Treasury attributes the increase in external debt to rise in disbursements and fluctuations of the local unit against world major currencies.
"The increase is due to rise in disbursements and depreciation of the Kenya Shilling against the major currencies. The currency composition of external debt is that Euro forms the largest share of the external debt portfolio at 34 percent followed by the dollar at 32 percent," says Treasury.
The Kenya shilling is currently exchanging at an average of 85 against the U.S. dollar, 136 against Sterling Pound and 116 against the Euro. The shilling has strengthened from an average of 87 against the dollar in August.Japanese Yen's debt portfolio stands at 15.1 percent, Sterling Pound 5.4 percent and Yuan 5.7 percent.
"Official creditors account for 91.4 percent of the total public and publicly guaranteed external debt, out of which debts owed to multilateral creditors amounts to 6.6 billion dollars. Bilateral debt stands at 3.2 billion dollars (31 percent of the total)," says the bulletin.
In the multilateral category, IDA, African Development Bank and International Monetary Fund account for the biggest proportion of external credit, while China, Japan, France and Germany are the leading creditors in the bilateral category.
A majority of the external loans are used to fund energy, infrastructure and information and technology sectors at 37 percent, followed by general labor and economic affairs at 20 percent and public administration at 14 percent.
The report shows Kenya had projected to service external debt as at end of August to the tune of 62.9 million dollars.
"Principal and interest projections for August were 19.3 million dollars and 3.8 million dollars, respectively. Multilateral and bilateral creditors constitute 55 percent and 46 percent of the cumulative projected debt service respectively during the period under review," says Treasury.
On the other hand, gross domestic debt increased by 448 million dollars to stand at 13.1 billion dollars as at the end of August.

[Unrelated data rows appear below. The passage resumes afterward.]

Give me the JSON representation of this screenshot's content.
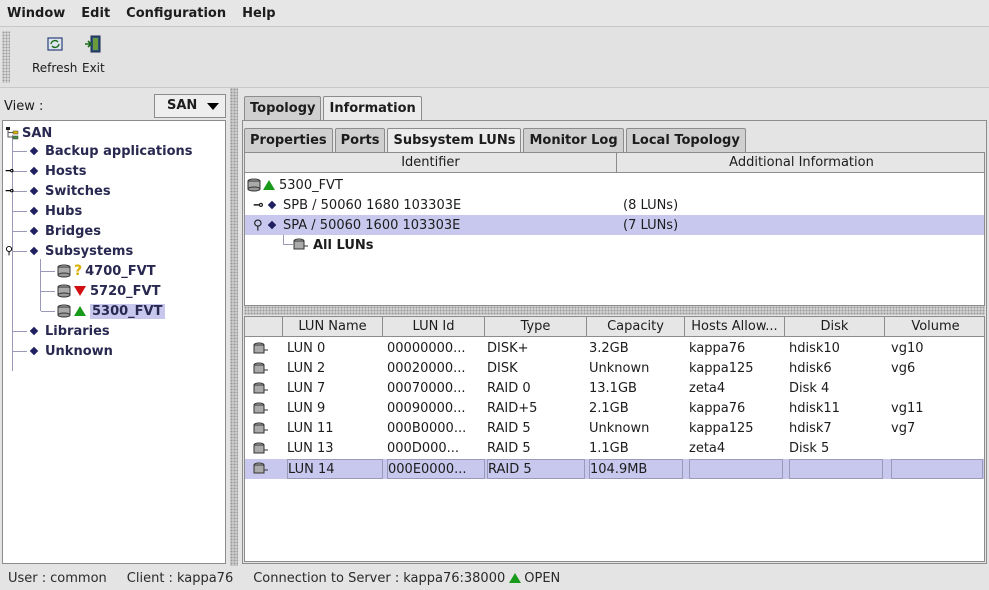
{
  "menu": {
    "items": [
      {
        "label": "Window"
      },
      {
        "label": "Edit"
      },
      {
        "label": "Configuration"
      },
      {
        "label": "Help"
      }
    ]
  },
  "toolbar": {
    "refresh_label": "Refresh",
    "exit_label": "Exit"
  },
  "view": {
    "label": "View :",
    "selected": "SAN"
  },
  "tree": {
    "root": "SAN",
    "items": [
      {
        "label": "Backup applications"
      },
      {
        "label": "Hosts"
      },
      {
        "label": "Switches"
      },
      {
        "label": "Hubs"
      },
      {
        "label": "Bridges"
      },
      {
        "label": "Subsystems"
      },
      {
        "label": "4700_FVT"
      },
      {
        "label": "5720_FVT"
      },
      {
        "label": "5300_FVT"
      },
      {
        "label": "Libraries"
      },
      {
        "label": "Unknown"
      }
    ]
  },
  "tabs": {
    "top": [
      {
        "label": "Topology"
      },
      {
        "label": "Information"
      }
    ],
    "sub": [
      {
        "label": "Properties"
      },
      {
        "label": "Ports"
      },
      {
        "label": "Subsystem LUNs"
      },
      {
        "label": "Monitor Log"
      },
      {
        "label": "Local Topology"
      }
    ]
  },
  "upper": {
    "headers": [
      "Identifier",
      "Additional Information"
    ],
    "rows": [
      {
        "identifier": "5300_FVT",
        "info": ""
      },
      {
        "identifier": "SPB / 50060 1680 103303E",
        "info": "(8 LUNs)"
      },
      {
        "identifier": "SPA / 50060 1600 103303E",
        "info": "(7 LUNs)"
      },
      {
        "identifier": "All LUNs",
        "info": ""
      }
    ]
  },
  "luns": {
    "headers": [
      "LUN Name",
      "LUN Id",
      "Type",
      "Capacity",
      "Hosts Allow...",
      "Disk",
      "Volume"
    ],
    "rows": [
      {
        "name": "LUN 0",
        "id": "00000000...",
        "type": "DISK+",
        "capacity": "3.2GB",
        "hosts": "kappa76",
        "disk": "hdisk10",
        "volume": "vg10"
      },
      {
        "name": "LUN 2",
        "id": "00020000...",
        "type": "DISK",
        "capacity": "Unknown",
        "hosts": "kappa125",
        "disk": "hdisk6",
        "volume": "vg6"
      },
      {
        "name": "LUN 7",
        "id": "00070000...",
        "type": "RAID 0",
        "capacity": "13.1GB",
        "hosts": "zeta4",
        "disk": "Disk 4",
        "volume": ""
      },
      {
        "name": "LUN 9",
        "id": "00090000...",
        "type": "RAID+5",
        "capacity": "2.1GB",
        "hosts": "kappa76",
        "disk": "hdisk11",
        "volume": "vg11"
      },
      {
        "name": "LUN 11",
        "id": "000B0000...",
        "type": "RAID 5",
        "capacity": "Unknown",
        "hosts": "kappa125",
        "disk": "hdisk7",
        "volume": "vg7"
      },
      {
        "name": "LUN 13",
        "id": "000D000...",
        "type": "RAID 5",
        "capacity": "1.1GB",
        "hosts": "zeta4",
        "disk": "Disk 5",
        "volume": ""
      },
      {
        "name": "LUN 14",
        "id": "000E0000...",
        "type": "RAID 5",
        "capacity": "104.9MB",
        "hosts": "",
        "disk": "",
        "volume": ""
      }
    ]
  },
  "status": {
    "user_label": "User :",
    "user": "common",
    "client_label": "Client :",
    "client": "kappa76",
    "conn_label": "Connection to Server :",
    "server": "kappa76:38000",
    "state": "OPEN"
  },
  "colors": {
    "selection": "#c8c8ee",
    "status_ok": "#1a9a1a",
    "status_error": "#d01010",
    "status_warning": "#d8b000"
  }
}
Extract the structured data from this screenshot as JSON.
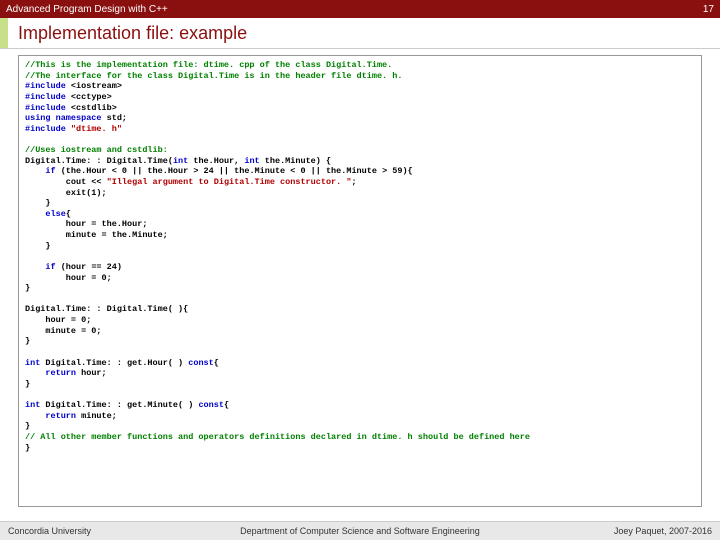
{
  "header": {
    "course": "Advanced Program Design with C++",
    "page_number": "17"
  },
  "title": "Implementation file: example",
  "code": {
    "l01": "//This is the implementation file: dtime. cpp of the class Digital.Time.",
    "l02": "//The interface for the class Digital.Time is in the header file dtime. h.",
    "l03a": "#include ",
    "l03b": "<iostream>",
    "l04a": "#include ",
    "l04b": "<cctype>",
    "l05a": "#include ",
    "l05b": "<cstdlib>",
    "l06a": "using namespace ",
    "l06b": "std;",
    "l07a": "#include ",
    "l07b": "\"dtime. h\"",
    "l08": "//Uses iostream and cstdlib:",
    "l09a": "Digital.Time: : Digital.Time(",
    "l09b": "int",
    "l09c": " the.Hour, ",
    "l09d": "int",
    "l09e": " the.Minute) {",
    "l10a": "    ",
    "l10b": "if",
    "l10c": " (the.Hour < 0 || the.Hour > 24 || the.Minute < 0 || the.Minute > 59){",
    "l11a": "        cout << ",
    "l11b": "\"Illegal argument to Digital.Time constructor. \"",
    "l11c": ";",
    "l12": "        exit(1);",
    "l13": "    }",
    "l14a": "    ",
    "l14b": "else",
    "l14c": "{",
    "l15": "        hour = the.Hour;",
    "l16": "        minute = the.Minute;",
    "l17": "    }",
    "l18a": "    ",
    "l18b": "if",
    "l18c": " (hour == 24)",
    "l19": "        hour = 0;",
    "l20": "}",
    "l21": "Digital.Time: : Digital.Time( ){",
    "l22": "    hour = 0;",
    "l23": "    minute = 0;",
    "l24": "}",
    "l25a": "int",
    "l25b": " Digital.Time: : get.Hour( ) ",
    "l25c": "const",
    "l25d": "{",
    "l26a": "    ",
    "l26b": "return",
    "l26c": " hour;",
    "l27": "}",
    "l28a": "int",
    "l28b": " Digital.Time: : get.Minute( ) ",
    "l28c": "const",
    "l28d": "{",
    "l29a": "    ",
    "l29b": "return",
    "l29c": " minute;",
    "l30": "}",
    "l31": "// All other member functions and operators definitions declared in dtime. h should be defined here",
    "l32": "}"
  },
  "footer": {
    "left": "Concordia University",
    "center": "Department of Computer Science and Software Engineering",
    "right": "Joey Paquet, 2007-2016"
  }
}
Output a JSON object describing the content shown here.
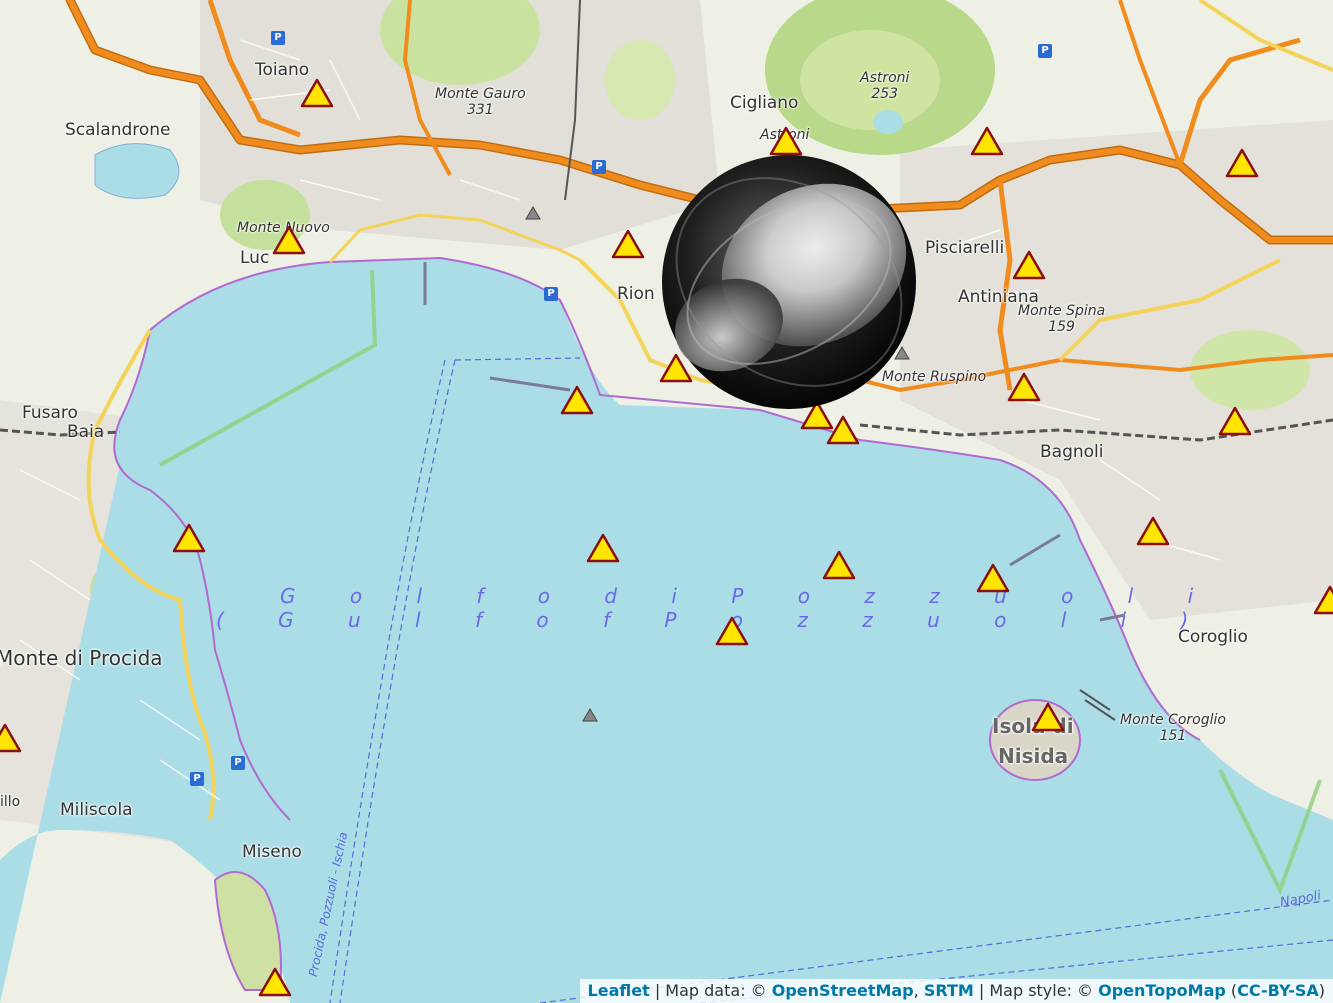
{
  "map": {
    "colors": {
      "water": "#aadde6",
      "land": "#eef0e6",
      "road_major": "#f08c1e",
      "road_minor": "#f3d35a",
      "marker_fill": "#ffe500",
      "marker_stroke": "#8a1010",
      "ferry": "#5a6ad8"
    },
    "labels": {
      "toiano": "Toiano",
      "scalandrone": "Scalandrone",
      "monte_gauro_name": "Monte Gauro",
      "monte_gauro_elev": "331",
      "cigliano": "Cigliano",
      "astroni_name": "Astroni",
      "astroni_elev": "253",
      "astroni_road": "Astroni",
      "monte_nuovo": "Monte Nuovo",
      "lucrino": "Luc",
      "rione": "Rion",
      "pisciarelli": "Pisciarelli",
      "antiniana": "Antiniana",
      "monte_spina_name": "Monte Spina",
      "monte_spina_elev": "159",
      "monte_ruspino": "Monte Ruspino",
      "fusaro": "Fusaro",
      "baia": "Baia",
      "bagnoli": "Bagnoli",
      "golfo_it": "G o l f o   d i   P o z z u o l i",
      "golfo_en": "( G u l f   o f   P o z z u o l i )",
      "monte_di_procida": "Monte di Procida",
      "coroglio": "Coroglio",
      "isola_di_nisida_1": "Isola di",
      "isola_di_nisida_2": "Nisida",
      "monte_coroglio_name": "Monte Coroglio",
      "monte_coroglio_elev": "151",
      "miliscola": "Miliscola",
      "miseno": "Miseno",
      "ferry_route": "Procida, Pozzuoli - Ischia",
      "napoli_fragment": "Napoli",
      "illo_fragment": "illo"
    },
    "icons": [
      "warning-triangle-marker",
      "peak-icon",
      "parking-icon",
      "globe-marker"
    ]
  },
  "attribution": {
    "leaflet": "Leaflet",
    "sep1": " | Map data: © ",
    "osm": "OpenStreetMap",
    "comma": ", ",
    "srtm": "SRTM",
    "sep2": " | Map style: © ",
    "otm": "OpenTopoMap",
    "paren_open": " (",
    "license": "CC-BY-SA",
    "paren_close": ")"
  }
}
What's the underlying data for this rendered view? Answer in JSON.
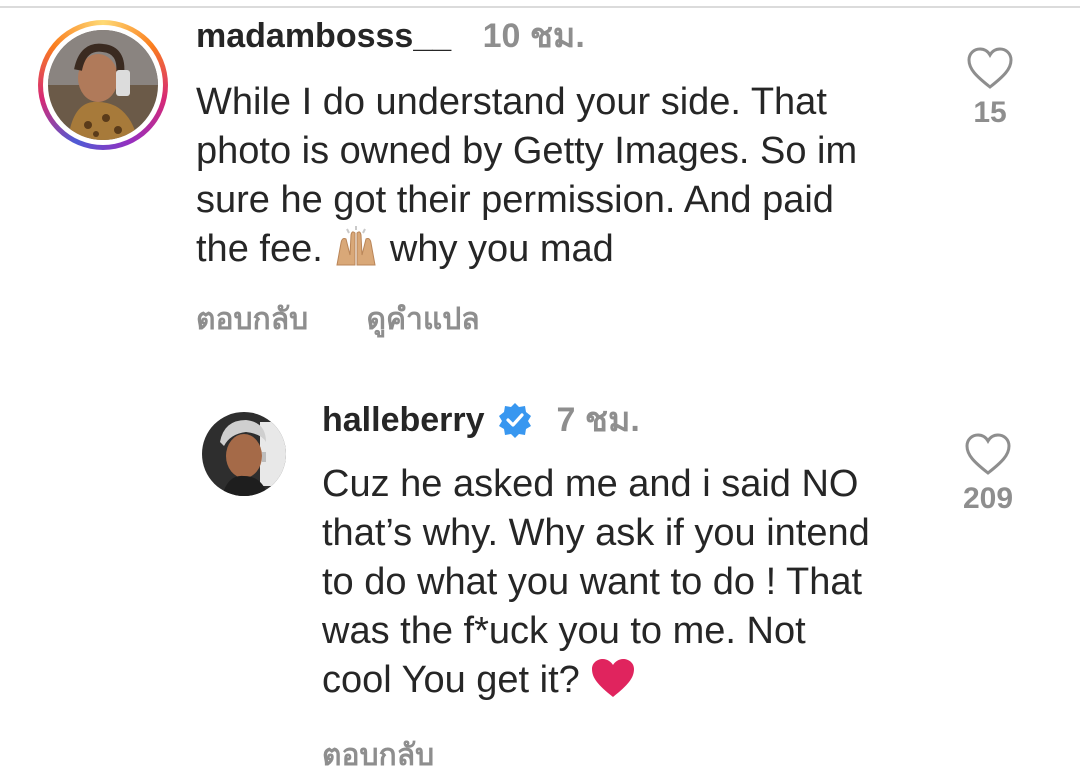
{
  "comments": [
    {
      "username": "madambosss__",
      "time": "10 ชม.",
      "text_lines": [
        "While I do understand your side.  That",
        "photo is owned by Getty Images. So im",
        "sure he got their permission. And paid",
        "the fee. ",
        "why you mad"
      ],
      "reply_label": "ตอบกลับ",
      "translate_label": "ดูคำแปล",
      "like_count": "15",
      "has_story_ring": true
    },
    {
      "username": "halleberry",
      "time": "7 ชม.",
      "verified": true,
      "text_lines": [
        "Cuz he asked me and i said NO",
        "that’s why. Why ask if you intend",
        "to do what you want to do ! That",
        "was the f*uck you to me. Not",
        "cool You get it? "
      ],
      "reply_label": "ตอบกลับ",
      "like_count": "209"
    }
  ],
  "icons": {
    "heart": "heart-outline-icon",
    "verified": "verified-badge-icon",
    "raised_hands": "raising-hands-emoji",
    "red_heart": "red-heart-emoji"
  },
  "colors": {
    "text": "#262626",
    "muted": "#8e8e8e",
    "verified_blue": "#3897f0",
    "heart_red": "#e0245e"
  }
}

"The composition of domestic debt as at end August was 69.3 percent of government domestic debt was in Treasury Bonds, 24.9 percent in Treasury bills while the balance was government overdraft at the Central Bank of Kenya," says the debt bulletin.
However, as at the end of October, the domestic debt stood at 13.5 billion dollars after an increase of 1.2 billion from 12.4 billion dollars, according to Central Bank of Kenya weekly bulletin dated Nov. 1.
This followed 493 million dollars, 479 million dollars and 194 million dollars respective increases in the stocks of Treasury bills, Treasury bonds and government overdraft at the Central Bank, and a 4.7 million dollars decline in other domestic debt.
The structure of the debt, according to Treasury, is consistent with the debt strategy of holding more domestic debt on longer dated instruments to minimize refinancing risk and promote development of domestic markets for government securities.
The large size of domestic debt has made Kenya pay high interest payments on the loans. In the week ending Oct. 25, interest payments stood at 343 million dollars.
The cost during the period was on account of interest and other charges on Treasury bills, Treasury bonds and government overdraft.